====== Raw data ======
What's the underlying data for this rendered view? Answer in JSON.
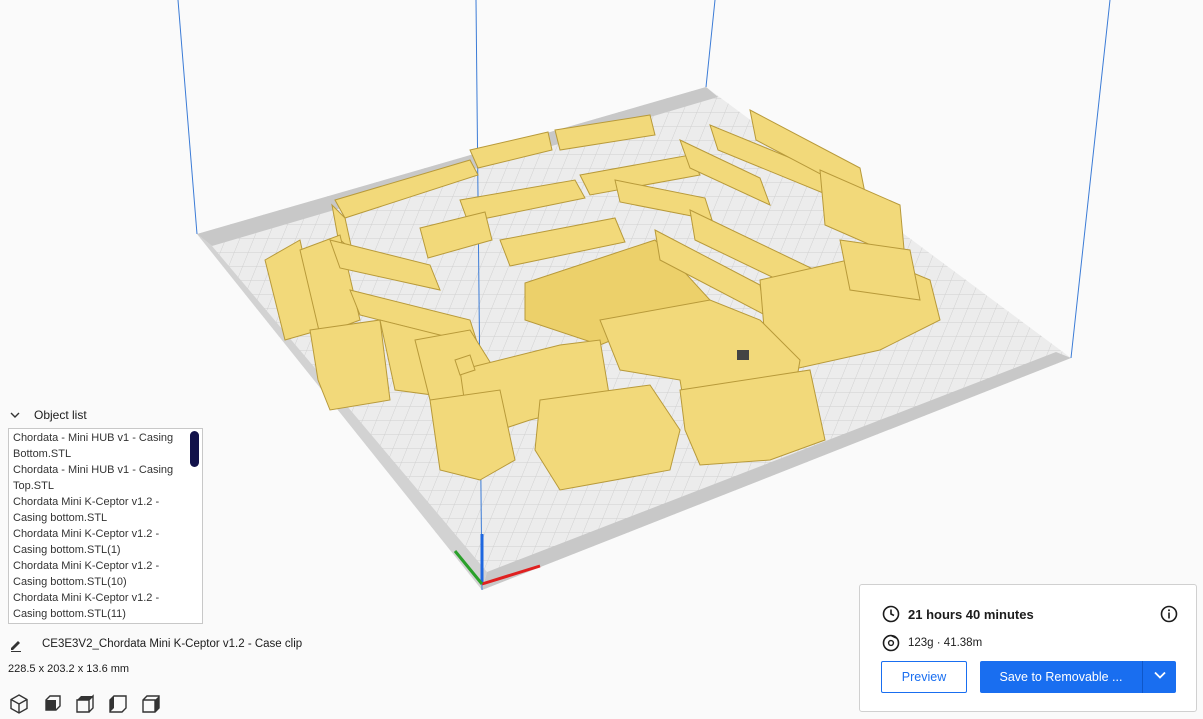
{
  "object_list": {
    "header": "Object list",
    "items": [
      "Chordata - Mini HUB v1 - Casing Bottom.STL",
      "Chordata - Mini HUB v1 - Casing Top.STL",
      "Chordata Mini K-Ceptor v1.2 - Casing bottom.STL",
      "Chordata Mini K-Ceptor v1.2 - Casing bottom.STL(1)",
      "Chordata Mini K-Ceptor v1.2 - Casing bottom.STL(10)",
      "Chordata Mini K-Ceptor v1.2 - Casing bottom.STL(11)"
    ]
  },
  "selected_object": {
    "name": "CE3E3V2_Chordata Mini K-Ceptor v1.2 - Case clip",
    "dimensions": "228.5 x 203.2 x 13.6 mm"
  },
  "view_buttons": [
    "3d-view-icon",
    "front-view-icon",
    "top-view-icon",
    "left-view-icon",
    "right-view-icon"
  ],
  "print_info": {
    "time": "21 hours 40 minutes",
    "material": "123g · 41.38m",
    "preview_label": "Preview",
    "save_label": "Save to Removable ..."
  },
  "colors": {
    "accent": "#196ef0",
    "model": "#f2d97a",
    "build_volume_edge": "#3b7bd6",
    "buildplate": "#e6e6e6"
  }
}
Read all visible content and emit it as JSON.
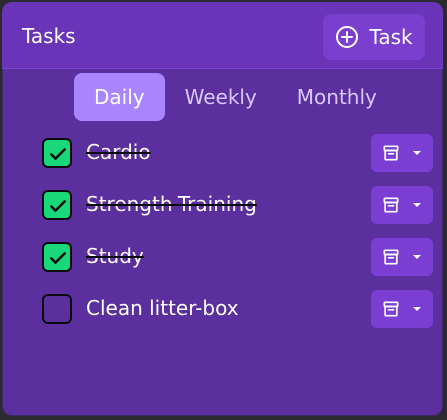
{
  "header": {
    "title": "Tasks",
    "add_button_label": "Task"
  },
  "tabs": [
    {
      "label": "Daily",
      "active": true
    },
    {
      "label": "Weekly",
      "active": false
    },
    {
      "label": "Monthly",
      "active": false
    }
  ],
  "tasks": [
    {
      "label": "Cardio",
      "done": true
    },
    {
      "label": "Strength-Training",
      "done": true
    },
    {
      "label": "Study",
      "done": true
    },
    {
      "label": "Clean litter-box",
      "done": false
    }
  ],
  "icons": {
    "add": "plus-circle-icon",
    "check": "checkmark-icon",
    "row_action": "archive-icon",
    "dropdown": "chevron-down-icon"
  },
  "colors": {
    "panel": "#5b2f9e",
    "header": "#6a34b8",
    "active_tab": "#a985ff",
    "checked": "#18d87a",
    "button": "#7a3fd2"
  }
}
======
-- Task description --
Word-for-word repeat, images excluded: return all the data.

-- Solution --
What's the underlying data for this rendered view? Answer in JSON.
{
  "object_list": {
    "header": "Object list",
    "items": [
      "Chordata - Mini HUB v1 - Casing Bottom.STL",
      "Chordata - Mini HUB v1 - Casing Top.STL",
      "Chordata Mini K-Ceptor v1.2 - Casing bottom.STL",
      "Chordata Mini K-Ceptor v1.2 - Casing bottom.STL(1)",
      "Chordata Mini K-Ceptor v1.2 - Casing bottom.STL(10)",
      "Chordata Mini K-Ceptor v1.2 - Casing bottom.STL(11)"
    ]
  },
  "selected_object": {
    "name": "CE3E3V2_Chordata Mini K-Ceptor v1.2 - Case clip",
    "dimensions": "228.5 x 203.2 x 13.6 mm"
  },
  "view_buttons": [
    "3d-view-icon",
    "front-view-icon",
    "top-view-icon",
    "left-view-icon",
    "right-view-icon"
  ],
  "print_info": {
    "time": "21 hours 40 minutes",
    "material": "123g · 41.38m",
    "preview_label": "Preview",
    "save_label": "Save to Removable ..."
  },
  "colors": {
    "accent": "#196ef0",
    "model": "#f2d97a",
    "build_volume_edge": "#3b7bd6",
    "buildplate": "#e6e6e6"
  }
}
Read all visible content and emit it as JSON.
{
  "header": {
    "title": "Tasks",
    "add_button_label": "Task"
  },
  "tabs": [
    {
      "label": "Daily",
      "active": true
    },
    {
      "label": "Weekly",
      "active": false
    },
    {
      "label": "Monthly",
      "active": false
    }
  ],
  "tasks": [
    {
      "label": "Cardio",
      "done": true
    },
    {
      "label": "Strength-Training",
      "done": true
    },
    {
      "label": "Study",
      "done": true
    },
    {
      "label": "Clean litter-box",
      "done": false
    }
  ],
  "icons": {
    "add": "plus-circle-icon",
    "check": "checkmark-icon",
    "row_action": "archive-icon",
    "dropdown": "chevron-down-icon"
  },
  "colors": {
    "panel": "#5b2f9e",
    "header": "#6a34b8",
    "active_tab": "#a985ff",
    "checked": "#18d87a",
    "button": "#7a3fd2"
  }
}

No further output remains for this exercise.